Poison Prevention for Pets

Poison Prevention for Pets

Poison Prevention for Pets

March 17-23 is Pet Poison Prevention week.  It’s a great time to get a few reminders on how to protect your pets, especially dogs, from harmful substances in your home. Poison prevention for pets isn’t complicated, but it requires us all to be diligent in our efforts to keep certain products away from our furry family members (not including Uncle Max). 

Before we get into specific products, here are a few poison prevention for pets measures:

Keep all medicines, even OTC ones, away from pets.  Keep them in child-proof containers and preferably in a place where pets can’t get to them. The same should be said for tobacco and marijuana products too. 

If necessary, use child-proof locks on your under-sink storage to keep pets from opening those cupboards and finding the bathroom tub cleaner. We use these in my home to keep our cats from getting under the kitchen and bathroom sinks. 

Don’t feed your pet human food. Yes, there are few that are fine: cooked carrots, plain, cooked chicken, etc., but as a general rule keep human food away from pets.

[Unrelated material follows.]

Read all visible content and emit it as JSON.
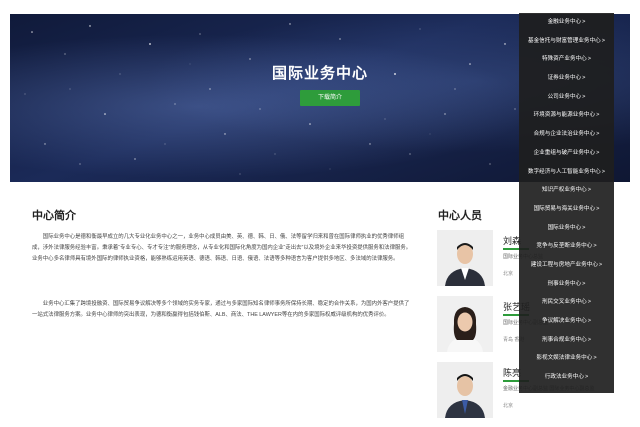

If you do then they’re less likely to want it or think they can have it. That means they’re less likely to sneak pizza off your plate or a cookie off the counter. 

According to the Pet Poison Helpline website, the most common calls to their hotline: (855) 764-7661 were for:

  1. Human OTC medications or prescription meds like Xanax, Paxil, etc.
  2. Human foods like chocolate, which contains theobromine.  It’s similar to caffeine and is quite harmful to pets. Other human foods that they got calls about included Xylitol, which is often found in sugarless gums and candies; raisins and grapes, which can cause kidney failure in dogs; Macadamia nuts, garlic, onions, yeast-based doughs, and table salts were also issues. 
  3. Insecticides – most indoor insecticides, like those bait products you can put out, aren’t super harmful to dogs. However, if you’ve got any rose care products containing organophosphates around, keep those locked up and away from your pets!
  4. Mouse and Rat poisonings – these are especially dangerous because most of them have no antidote. 
  5. Dietary supplements and vitamins – while some vitamin products are fine, sugarless vitamin gummies often contain Xylitol. Other vitamin supplements like iron aren’t healthy for pets. 

If your pet has been poisoned, or you think they’ve eaten something they shouldn’t have, call your veterinarian, our local emergency vet center (below) or call the Pet Poison Hotline at 855-764-7661. 

Grand Valley Veterinary Emergency Center

(970) 255-1911

For more poison prevention for pets information click here.